“The general trend of higher median incomes and lower poverty is something that doesn't occur everywhere,” Benson said, “but in general, that has, and it’s something that is encouraging and should give programs that are actively involved in mitigation encouragement to continue their missions.”
Additionally, New Mexico was an outlier in the data in terms of poverty measures. 17.5% of the state relies on food stamps, according to Benson. That’s higher than the national rate of 11.4% and higher than any other state in the Mountain Division.
Benson believes the statistic was impacted by median household income, as New Mexico’s average of $54,020 falls short of the U.S. total of $69,021 and the Mountain Division’s total of $68,918.
“It really is dependent on what is the income of that household unit,” Benson said. “There's some variation that we use for the amount of people in the household. But you can see that the relationship really is if your household income is lower, you have a better chance of being below that threshold…The lower the median income, the more people are in poverty and therefore a higher percentage of food stamps.”
The Census Bureau defines a household in poverty as one where the sum of all incomes is below the threshold defined by the Consumer Price Index. It’s adjusted each year to account for inflation and other economic events. More data about other national statistics can be found on the Census Bureau’s data website.

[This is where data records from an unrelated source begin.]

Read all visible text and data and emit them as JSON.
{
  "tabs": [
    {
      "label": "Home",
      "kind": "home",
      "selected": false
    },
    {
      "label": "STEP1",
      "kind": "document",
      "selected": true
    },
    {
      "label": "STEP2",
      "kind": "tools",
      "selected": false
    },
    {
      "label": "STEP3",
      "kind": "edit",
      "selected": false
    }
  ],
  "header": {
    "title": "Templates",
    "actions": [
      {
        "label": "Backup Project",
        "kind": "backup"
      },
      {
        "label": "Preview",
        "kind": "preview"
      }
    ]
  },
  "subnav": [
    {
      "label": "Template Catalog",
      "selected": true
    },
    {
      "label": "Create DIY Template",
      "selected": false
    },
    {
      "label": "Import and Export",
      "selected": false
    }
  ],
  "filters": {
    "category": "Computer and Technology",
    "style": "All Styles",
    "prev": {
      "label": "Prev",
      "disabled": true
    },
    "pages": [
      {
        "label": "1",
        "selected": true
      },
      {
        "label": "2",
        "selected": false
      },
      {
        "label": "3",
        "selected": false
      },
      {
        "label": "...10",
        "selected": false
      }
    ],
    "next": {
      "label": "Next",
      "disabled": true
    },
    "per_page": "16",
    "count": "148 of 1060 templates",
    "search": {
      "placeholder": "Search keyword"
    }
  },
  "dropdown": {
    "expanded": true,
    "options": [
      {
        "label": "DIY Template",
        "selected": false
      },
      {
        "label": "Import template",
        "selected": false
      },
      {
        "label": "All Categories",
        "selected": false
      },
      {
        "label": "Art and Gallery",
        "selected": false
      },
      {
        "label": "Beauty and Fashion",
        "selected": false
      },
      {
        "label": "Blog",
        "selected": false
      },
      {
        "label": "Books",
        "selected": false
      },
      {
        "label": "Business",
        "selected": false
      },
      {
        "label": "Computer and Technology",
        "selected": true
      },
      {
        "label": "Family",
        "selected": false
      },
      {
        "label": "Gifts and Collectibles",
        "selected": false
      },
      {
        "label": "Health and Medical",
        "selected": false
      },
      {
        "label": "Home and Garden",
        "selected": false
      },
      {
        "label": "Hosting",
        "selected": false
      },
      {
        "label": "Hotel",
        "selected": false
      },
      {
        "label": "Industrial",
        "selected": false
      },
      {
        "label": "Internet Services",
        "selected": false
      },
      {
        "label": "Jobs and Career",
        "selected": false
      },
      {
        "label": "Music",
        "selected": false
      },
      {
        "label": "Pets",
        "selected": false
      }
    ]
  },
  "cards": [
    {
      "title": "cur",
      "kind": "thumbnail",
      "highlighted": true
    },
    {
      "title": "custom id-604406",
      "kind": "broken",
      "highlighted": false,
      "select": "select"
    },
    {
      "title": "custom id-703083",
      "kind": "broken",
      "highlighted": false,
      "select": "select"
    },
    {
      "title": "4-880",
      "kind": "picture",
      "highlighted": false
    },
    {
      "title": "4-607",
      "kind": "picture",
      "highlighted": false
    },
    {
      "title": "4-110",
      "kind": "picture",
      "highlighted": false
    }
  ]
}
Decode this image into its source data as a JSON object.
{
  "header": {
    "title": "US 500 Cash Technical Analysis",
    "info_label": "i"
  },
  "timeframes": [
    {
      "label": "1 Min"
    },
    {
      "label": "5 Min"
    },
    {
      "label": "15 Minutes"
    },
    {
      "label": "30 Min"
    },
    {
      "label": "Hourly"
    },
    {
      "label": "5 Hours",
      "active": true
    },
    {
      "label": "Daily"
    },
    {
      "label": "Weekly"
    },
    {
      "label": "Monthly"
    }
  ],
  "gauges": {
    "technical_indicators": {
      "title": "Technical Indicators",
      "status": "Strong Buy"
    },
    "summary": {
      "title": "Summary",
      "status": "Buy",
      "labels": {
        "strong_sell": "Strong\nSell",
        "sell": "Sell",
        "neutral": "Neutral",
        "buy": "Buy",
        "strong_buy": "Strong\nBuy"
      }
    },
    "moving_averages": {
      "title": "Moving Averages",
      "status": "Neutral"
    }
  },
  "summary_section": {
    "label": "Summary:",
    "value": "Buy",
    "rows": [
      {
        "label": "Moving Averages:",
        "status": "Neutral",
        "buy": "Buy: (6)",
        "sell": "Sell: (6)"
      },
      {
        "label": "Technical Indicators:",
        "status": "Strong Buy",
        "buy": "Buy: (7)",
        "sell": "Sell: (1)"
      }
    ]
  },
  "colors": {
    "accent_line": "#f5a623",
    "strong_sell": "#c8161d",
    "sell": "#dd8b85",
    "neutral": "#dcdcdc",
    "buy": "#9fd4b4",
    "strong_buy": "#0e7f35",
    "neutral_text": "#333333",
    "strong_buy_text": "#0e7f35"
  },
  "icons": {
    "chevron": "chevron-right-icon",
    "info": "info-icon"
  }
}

This story was produced by the Mountain West News Bureau, a collaboration between Wyoming Public Media, Nevada Public Radio, Boise State Public Radio in Idaho, KUNR in Nevada, the O'Connor Center for the Rocky Mountain West in Montana, KUNC in Colorado, KUNM in New Mexico, with support from affiliate stations across the region. Funding for the Mountain West News Bureau is provided in part by the Corporation for Public Broadcasting.